16Causes of compression problems Inadequate (rhythmic) compression“I better not wear it out faster”Sedentary lifestyleStatic posturesProlonged standingExcess compressionExcess body weightHigh impact or rapid loading activitiesWeak muscles (or muscles untrained for faster loads)
17Causes of excessive shear Activities which twist joints with compressionSkiingTennisDancingRunning with flexible kneesPoor movement patternsSit stand with knees in/outUp/Down steps with hip/knees in/outPoor body mechanics with activities
19General advice about joint care Avoid static postures – especially bad ones – move!No pain, no gain = no brain.Avoid joint noise if possibleMaintain adequate strengthStretch muscles, not jointsHealthy weightAll joints need regular movement to feel their best.If you can’t find comfort, seek helpStart with conservative care (physical therapy)If no improvement in 6 – 8 visits, change therapistsTreat it as a mechanical problem
20Feet are the foundation Do not tolerate uncomfortable shoes – ever!Maintain healthy weightAlternate sport shoes each dayShock absorption is slow to recover after compressionChoose activities that don’t hurt.Walking is better than standingFoot exercises?
21Knees to last a lifetime Healthy weightAvoid unnecessary twistingBiking?Avoid breaststroke, scissor or frog kicks in swimmingFocus on alignmentMaintain strong legs and HIPSWear proper shoes
22Hip, hip hooray!
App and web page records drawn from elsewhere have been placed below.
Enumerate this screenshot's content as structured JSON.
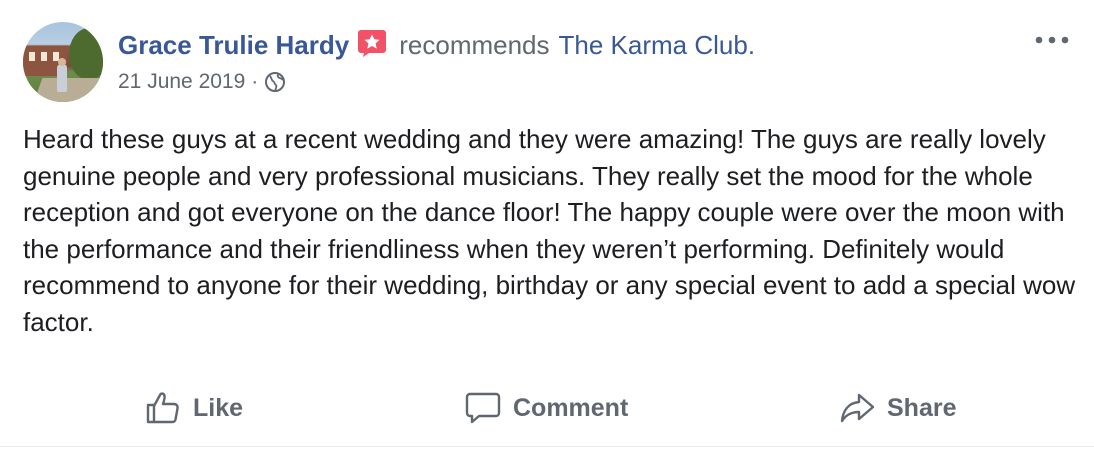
{
  "post": {
    "author": "Grace Trulie Hardy",
    "action_text": "recommends",
    "page_name": "The Karma Club.",
    "date": "21 June 2019",
    "separator": "·",
    "audience_icon": "globe-icon",
    "badge_icon": "star-badge-icon",
    "more_icon": "more-options-icon",
    "body": "Heard these guys at a recent wedding and they were amazing! The guys are really lovely genuine people and very professional musicians. They really set the mood for the whole reception and got everyone on the dance floor! The happy couple were over the moon with the performance and their friendliness when they weren’t performing. Definitely would recommend to anyone for their wedding, birthday or any special event to add a special wow factor."
  },
  "actions": {
    "like": {
      "label": "Like",
      "icon": "thumbs-up-icon"
    },
    "comment": {
      "label": "Comment",
      "icon": "comment-icon"
    },
    "share": {
      "label": "Share",
      "icon": "share-arrow-icon"
    }
  },
  "colors": {
    "link_blue": "#385898",
    "secondary_gray": "#606770",
    "text": "#1c1e21",
    "badge_pink": "#f25268"
  }
}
IF flexible, avoid extreme stretches for hip Avoid performing “splits,” race-walking, extreme yoga asanas that take hips back beyond neutral with pelvicMaintain strong buttock and hip musclesAvoid becoming “hamstring dominant”Jogging worse than runningIF you have very stiff hips with OA, stretch the hips and strengthen them too
23Spine pain Seek help if: Bowel/bladder problemsDecreased strength in lower extremity or upper extremityTingling/numbness in genital regionSensory changes in both sides of UE or LEStart with conservative care – proceed slowly on that route.“But my MRI showed that…”